A New Look At Old Vermont Stonework
Investigating A Possible Ceremonial Stone Landscape In Southeastern Vermont
Vermont is larger than some realize — takes at least three hours to drive it’s length. Took me almost three hours on the Autumnal Equinox to travel from my home in Northwestern Vermont down to a new-to-me stone site in the Southeastern part of the state.
Back in July, the landholder posted photos of the stone features they’d found on their property in my Ancient Stone Mysteries of New England Facebook Group, looking for help in figuring out what they were. From his photos and video, they looked to me like elements of an Indigenous Ceremonial Stone Landscape, the stonework similar to that I’d seen elsewhere, such as Lewis Hollow on Overlook Mountain in Woodstock, New York. We had a long discussion about the stonework, and what they might be finding on their land.
A Ceremonial Stone Landscape in the Catskills
The Stone Effigy Rows and Manitou Hassanash (Cairns) of Lewis Hollow
This possible Ceremonial Stone Landscape was discovered on a ridge near Interstate 91 and the Connecticut River. Possible Indigenous Stone Assemblages (similar to European cairns in appearance) were found at the site, as well as Serpentine Stone Rows (likely Serpent Effigy Rows), and even an apparent Equinox-oriented Standing Stone.

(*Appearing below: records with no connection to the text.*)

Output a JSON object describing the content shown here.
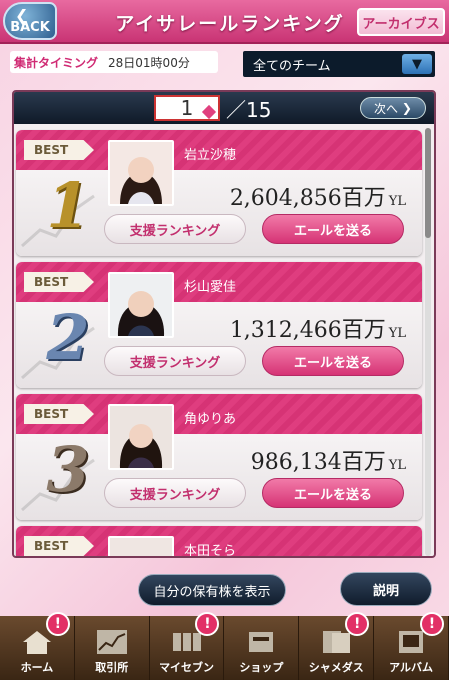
{
  "header": {
    "back_label": "BACK",
    "title": "アイサレールランキング",
    "archive_label": "アーカイブス"
  },
  "timing": {
    "label": "集計タイミング",
    "value": "28日01時00分"
  },
  "team_select": {
    "selected": "全てのチーム"
  },
  "pager": {
    "current": "1",
    "total": "／15",
    "next_label": "次へ"
  },
  "ranking": [
    {
      "badge": "BEST",
      "rank": "1",
      "name": "岩立沙穂",
      "amount": "2,604,856百万",
      "unit": "YL",
      "support_label": "支援ランキング",
      "yell_label": "エールを送る"
    },
    {
      "badge": "BEST",
      "rank": "2",
      "name": "杉山愛佳",
      "amount": "1,312,466百万",
      "unit": "YL",
      "support_label": "支援ランキング",
      "yell_label": "エールを送る"
    },
    {
      "badge": "BEST",
      "rank": "3",
      "name": "角ゆりあ",
      "amount": "986,134百万",
      "unit": "YL",
      "support_label": "支援ランキング",
      "yell_label": "エールを送る"
    },
    {
      "badge": "BEST",
      "rank": "",
      "name": "本田そら",
      "amount": "",
      "unit": "",
      "support_label": "",
      "yell_label": ""
    }
  ],
  "actions": {
    "holdings_label": "自分の保有株を表示",
    "help_label": "説明"
  },
  "tabbar": [
    {
      "label": "ホーム",
      "icon": "home-icon",
      "alert": "!"
    },
    {
      "label": "取引所",
      "icon": "chart-icon",
      "alert": ""
    },
    {
      "label": "マイセブン",
      "icon": "seats-icon",
      "alert": "!"
    },
    {
      "label": "ショップ",
      "icon": "shop-icon",
      "alert": ""
    },
    {
      "label": "シャメダス",
      "icon": "photo-icon",
      "alert": "!"
    },
    {
      "label": "アルバム",
      "icon": "album-icon",
      "alert": "!"
    }
  ],
  "colors": {
    "accent_pink": "#d63375",
    "header_pink": "#c93474",
    "navy": "#0f1a28"
  }
}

I’d hoped to see the stonework for myself, and the landholder invited me to visit. But the Vermont summer turned hot August through September, pushing my trip back until the end of the season, the First Day of Fall.
The day had a stormy start, but after the wait, I wasn’t letting a little rain stop me. The forecast predicted clearing sky after noontime and I headed south hoping for the best. But the rain continued as I arrived at the site.

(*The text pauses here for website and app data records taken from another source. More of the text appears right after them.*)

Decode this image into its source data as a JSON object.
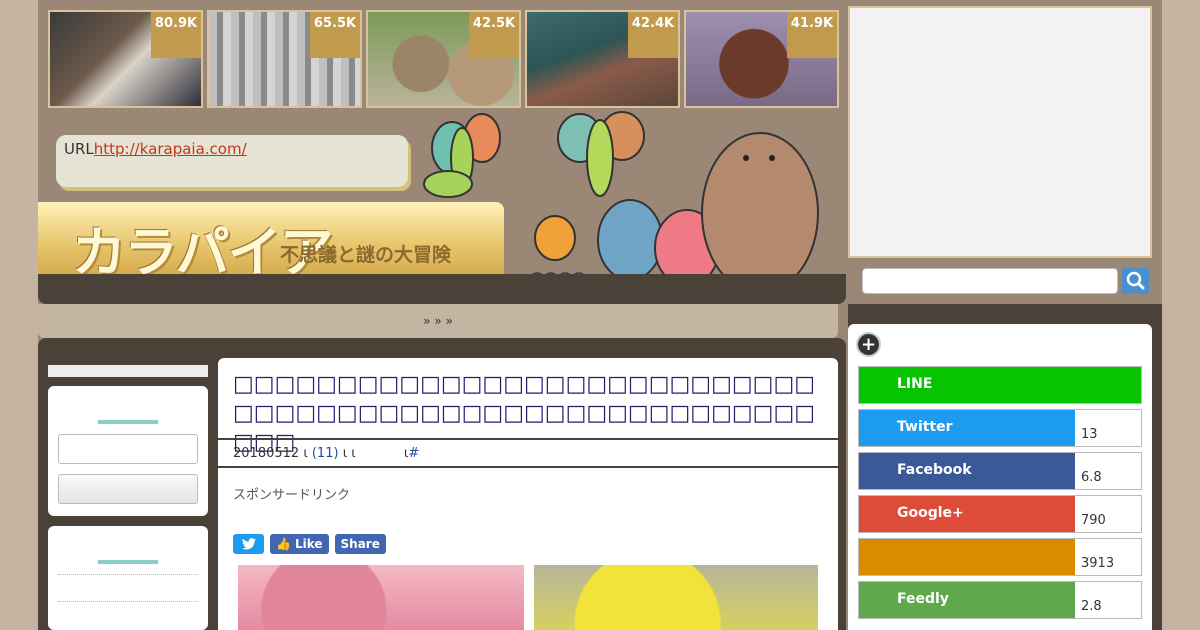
{
  "thumbs": [
    {
      "count": "80.9K"
    },
    {
      "count": "65.5K"
    },
    {
      "count": "42.5K"
    },
    {
      "count": "42.4K"
    },
    {
      "count": "41.9K"
    }
  ],
  "site": {
    "url_label": "URL",
    "url": "http://karapaia.com/",
    "logo": "カラパイア",
    "tagline": "不思議と謎の大冒険"
  },
  "breadcrumb": "» » »",
  "article": {
    "title": "□□□□□□□□□□□□□□□□□□□□□□□□□□□□□□□□□□□□□□□□□□□□□□□□□□□□□□□□□□□",
    "date": "20180512",
    "comments": "(11)",
    "hash": "#",
    "sponsor": "スポンサードリンク",
    "share_like": "Like",
    "share_share": "Share"
  },
  "social": [
    {
      "label": "LINE",
      "count": "",
      "color": "#06c400"
    },
    {
      "label": "Twitter",
      "count": "13",
      "color": "#1d9bf0"
    },
    {
      "label": "Facebook",
      "count": "6.8",
      "color": "#3b5998"
    },
    {
      "label": "Google+",
      "count": "790",
      "color": "#dd4b39"
    },
    {
      "label": "",
      "count": "3913",
      "color": "#d98c00"
    },
    {
      "label": "Feedly",
      "count": "2.8",
      "color": "#6cc04a"
    }
  ]
}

My hosts were kind enough to greet me with hot coffee… and a raincoat I could borrow. After taking a look at their property plot and talking a little about Stone Prayers and Ceremonial Stone Landscapes, we headed out in the dwindling rain to begin our tour of some of the stone features found on their land.